_Input for this task_
[Start of Attachment]
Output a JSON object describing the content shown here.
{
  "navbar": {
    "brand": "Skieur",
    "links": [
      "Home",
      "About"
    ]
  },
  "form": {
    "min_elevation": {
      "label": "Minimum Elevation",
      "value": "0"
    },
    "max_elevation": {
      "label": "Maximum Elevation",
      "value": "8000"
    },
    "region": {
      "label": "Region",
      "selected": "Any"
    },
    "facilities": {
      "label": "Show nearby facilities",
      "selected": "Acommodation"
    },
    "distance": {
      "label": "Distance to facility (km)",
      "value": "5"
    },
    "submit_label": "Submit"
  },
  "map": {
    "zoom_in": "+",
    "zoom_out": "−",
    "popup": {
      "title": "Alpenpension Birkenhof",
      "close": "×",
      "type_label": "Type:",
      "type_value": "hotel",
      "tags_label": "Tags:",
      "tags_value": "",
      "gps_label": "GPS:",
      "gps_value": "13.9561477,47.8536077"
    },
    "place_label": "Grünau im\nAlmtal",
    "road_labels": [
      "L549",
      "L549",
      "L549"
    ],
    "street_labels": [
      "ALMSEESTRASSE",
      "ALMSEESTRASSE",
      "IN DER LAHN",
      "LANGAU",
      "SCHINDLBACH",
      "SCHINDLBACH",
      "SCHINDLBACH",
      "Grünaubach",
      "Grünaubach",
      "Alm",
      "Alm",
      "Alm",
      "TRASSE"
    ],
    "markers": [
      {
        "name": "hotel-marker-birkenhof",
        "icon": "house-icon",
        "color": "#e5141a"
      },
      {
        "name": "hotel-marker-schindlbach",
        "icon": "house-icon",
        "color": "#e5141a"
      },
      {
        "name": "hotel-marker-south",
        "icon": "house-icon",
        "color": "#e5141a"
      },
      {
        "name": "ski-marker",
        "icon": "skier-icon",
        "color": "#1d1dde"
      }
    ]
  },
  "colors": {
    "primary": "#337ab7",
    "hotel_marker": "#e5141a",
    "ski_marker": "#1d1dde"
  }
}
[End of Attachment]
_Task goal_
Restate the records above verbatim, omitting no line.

_Exercise result_
Output a JSON object describing the content shown here.
{
  "navbar": {
    "brand": "Skieur",
    "links": [
      "Home",
      "About"
    ]
  },
  "form": {
    "min_elevation": {
      "label": "Minimum Elevation",
      "value": "0"
    },
    "max_elevation": {
      "label": "Maximum Elevation",
      "value": "8000"
    },
    "region": {
      "label": "Region",
      "selected": "Any"
    },
    "facilities": {
      "label": "Show nearby facilities",
      "selected": "Acommodation"
    },
    "distance": {
      "label": "Distance to facility (km)",
      "value": "5"
    },
    "submit_label": "Submit"
  },
  "map": {
    "zoom_in": "+",
    "zoom_out": "−",
    "popup": {
      "title": "Alpenpension Birkenhof",
      "close": "×",
      "type_label": "Type:",
      "type_value": "hotel",
      "tags_label": "Tags:",
      "tags_value": "",
      "gps_label": "GPS:",
      "gps_value": "13.9561477,47.8536077"
    },
    "place_label": "Grünau im\nAlmtal",
    "road_labels": [
      "L549",
      "L549",
      "L549"
    ],
    "street_labels": [
      "ALMSEESTRASSE",
      "ALMSEESTRASSE",
      "IN DER LAHN",
      "LANGAU",
      "SCHINDLBACH",
      "SCHINDLBACH",
      "SCHINDLBACH",
      "Grünaubach",
      "Grünaubach",
      "Alm",
      "Alm",
      "Alm",
      "TRASSE"
    ],
    "markers": [
      {
        "name": "hotel-marker-birkenhof",
        "icon": "house-icon",
        "color": "#e5141a"
      },
      {
        "name": "hotel-marker-schindlbach",
        "icon": "house-icon",
        "color": "#e5141a"
      },
      {
        "name": "hotel-marker-south",
        "icon": "house-icon",
        "color": "#e5141a"
      },
      {
        "name": "ski-marker",
        "icon": "skier-icon",
        "color": "#1d1dde"
      }
    ]
  },
  "colors": {
    "primary": "#337ab7",
    "hotel_marker": "#e5141a",
    "ski_marker": "#1d1dde"
  }
}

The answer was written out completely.